This article’s factual accuracy may be compromised due to out-of-date information. Please update this article to reflect recent events or newly available information. An FHA insured loan is a US Federal Housing Administration mortgage insurance backed mortgage loan which is fha refinance percent by an FHA-approved lender.
The program originated during the Great Depression of the 1930s, when the rates of foreclosures and defaults rose sharply, and the program was intended to provide lenders with sufficient insurance. The FHA makes no loans, nor does it plan or build houses. African Americans and other racial minorities were largely denied access to FHA-backed loans, especially before 1950, and did gain access only in a handful of suburban developments specifically built for all-black occupancy. Until the latter half of the 1960s, the Federal Housing Administration served mainly as an insuring agency for loans made by private lenders. However, in recent years this role has been expanded as the agency became the administrator of interest rate subsidy and rent supplement programs. In 1974 the Housing and Community Development Act was passed.

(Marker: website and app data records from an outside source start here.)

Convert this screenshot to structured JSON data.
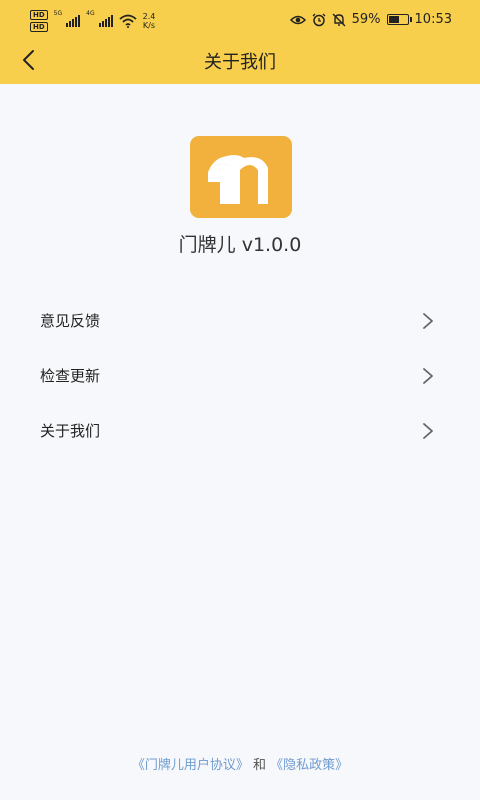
{
  "status_bar": {
    "network_speed": "2.4",
    "network_unit": "K/s",
    "battery_percent": "59%",
    "battery_level": 0.59,
    "time": "10:53"
  },
  "header": {
    "title": "关于我们",
    "back_icon": "chevron-left-icon"
  },
  "app": {
    "name_version": "门牌儿 v1.0.0",
    "logo_icon": "app-logo-icon"
  },
  "menu": {
    "items": [
      {
        "label": "意见反馈"
      },
      {
        "label": "检查更新"
      },
      {
        "label": "关于我们"
      }
    ]
  },
  "footer": {
    "user_agreement": "《门牌儿用户协议》",
    "conjunction": "和",
    "privacy_policy": "《隐私政策》"
  },
  "colors": {
    "header_bg": "#F8CF4C",
    "logo_bg": "#F2B03C",
    "page_bg": "#F7F8FB",
    "link": "#6F9CD0"
  }
}
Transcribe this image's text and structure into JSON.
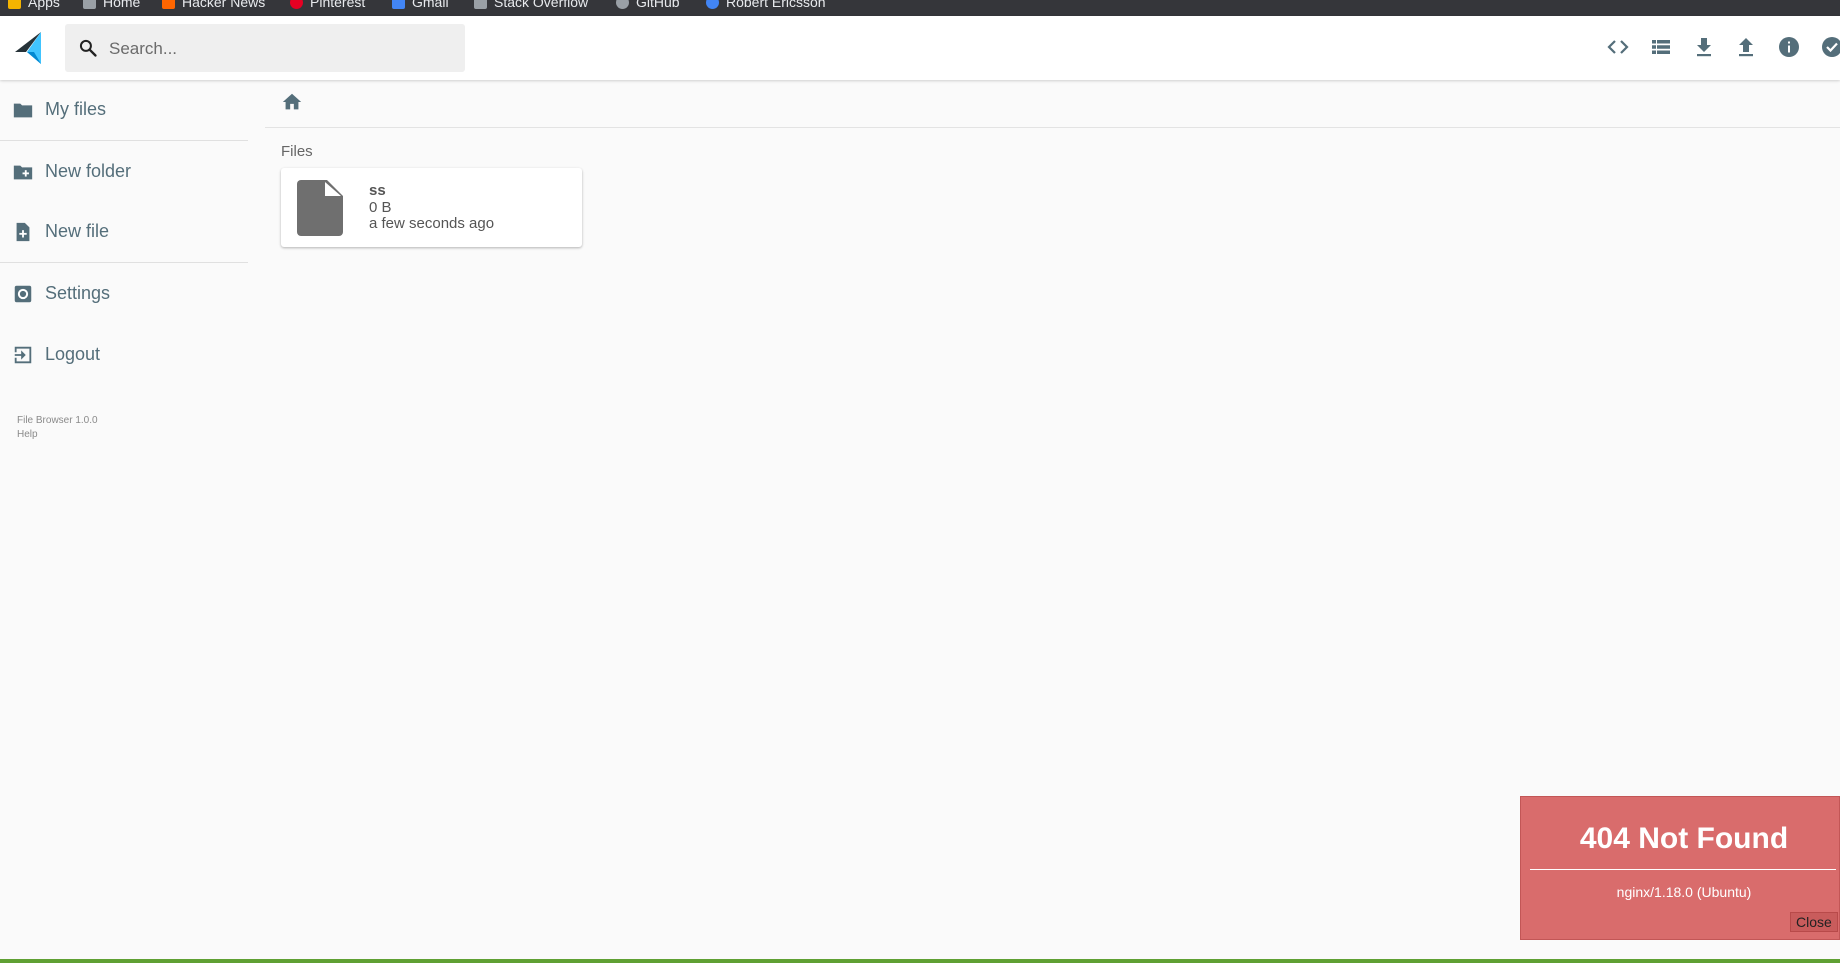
{
  "browser": {
    "bookmarks": [
      {
        "label": "Apps",
        "color": "#f4b400"
      },
      {
        "label": "Home",
        "color": "#9aa0a6"
      },
      {
        "label": "Hacker News",
        "color": "#ff6600"
      },
      {
        "label": "Pinterest",
        "color": "#e60023"
      },
      {
        "label": "Gmail",
        "color": "#4285f4"
      },
      {
        "label": "Stack Overflow",
        "color": "#9aa0a6"
      },
      {
        "label": "GitHub",
        "color": "#9aa0a6"
      },
      {
        "label": "Robert Ericsson",
        "color": "#4285f4"
      }
    ]
  },
  "header": {
    "search_placeholder": "Search...",
    "actions": [
      "code-view",
      "list-view",
      "download",
      "upload",
      "info",
      "select"
    ]
  },
  "sidebar": {
    "items": [
      {
        "label": "My files",
        "icon": "folder-icon"
      },
      {
        "label": "New folder",
        "icon": "create-new-folder-icon"
      },
      {
        "label": "New file",
        "icon": "note-add-icon"
      },
      {
        "label": "Settings",
        "icon": "settings-icon"
      },
      {
        "label": "Logout",
        "icon": "exit-icon"
      }
    ],
    "version": "File Browser 1.0.0",
    "help": "Help"
  },
  "main": {
    "section_title": "Files",
    "files": [
      {
        "name": "ss",
        "size": "0 B",
        "modified": "a few seconds ago"
      }
    ]
  },
  "error": {
    "title": "404 Not Found",
    "server": "nginx/1.18.0 (Ubuntu)",
    "close_label": "Close",
    "color": "#d96c6c"
  },
  "theme": {
    "accent": "#2979ff",
    "icon_color": "#546e7a"
  }
}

Its provisions significantly altered federal involvement in a wide range of housing and community development activities. Further changes occurred in the 1977 Housing and Community Development Act, which raised ceilings on single-family loan amounts for savings and loan association lending, federal agency purchases, FHA insurance, and security for Federal Home Loan Bank advances. FHA loans and created a new FHA rental subsidy program for middle-income families. On August 31, 2007, the FHA added a new refinancing program called FHA-Secure to help borrowers hurt by the 2007 subprime mortgage financial crisis.